For even muscular development, it’s recommended that you vary the incline throughout your training week.
Is Training On An Incline Bad For You?
The next natural question that pops to mind is, “Well, the incline on the elliptical sounds great, but is it harmful in the long run?”
Similar to some previous arguments, we don’t have any concrete data to conclude. But, we can compare the elliptical incline to walking and speculate a bit. Walking has been established as one of the healthiest and most beneficial activities we can do. No matter the speed or incline, walking has proven itself to be good for our health without causing any adverse long-term effects.
While not precisely the same, elliptical training is somewhat similar biomechanically. So, it wouldn’t make sense to claim that walking is safe but that using the elliptical isn’t. Unless you experience pain or discomfort while using the incline setting on an elliptical, you likely don’t have anything to worry about.
After all, the elliptical is a safe machine, and research deems it to have a low level of impact on our joints. Tilting the angle by a few degrees likely doesn’t impact this fact to any significant degree.
Elliptical Incline vs. Treadmill Incline
The elliptical and treadmill are two of the most popular pieces of cardio equipment, so it’s only natural for people to compare them. Both machines are great for cardiovascular training, and both have their unique benefits and drawbacks.
While we can’t yet say which of the two offers the best caloric burn, one thing is clear:
Both machines work great, and both offer versatility and effective training. For example, the treadmill is great because it provides natural movement, excellent versatility, and an engaging training experience. The elliptical is similar, as it also offers variability in the resistance and incline, and an engaging training experience.
As a whole, both machines can work great, and it depends on you, your goals, and preferences to choose which one to use. You can also switch between the two to change the type of stress and keep your workouts more engaging.

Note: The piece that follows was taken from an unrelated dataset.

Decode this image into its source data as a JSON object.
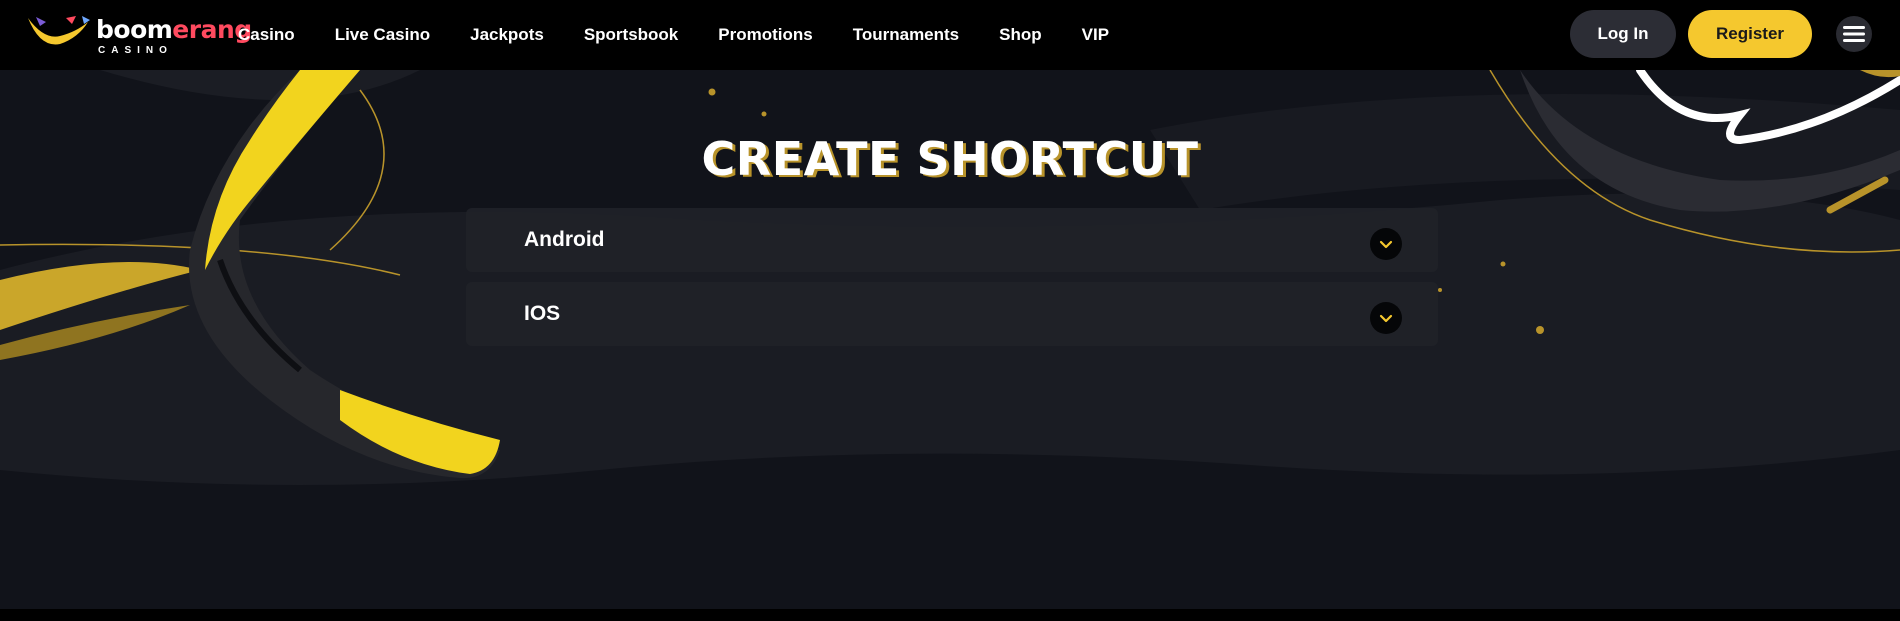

Like the incline setting on a treadmill, the elliptical incline also matters because it changes the training experience. Specifically, it shifts the emphasis toward the posterior chain muscles, makes the training more challenging, and likely results in a higher caloric burn, so long as you maintain the intensity.
Plus, varying the incline level is a great way to keep your training more engaging and achieve a complete development of your lower body.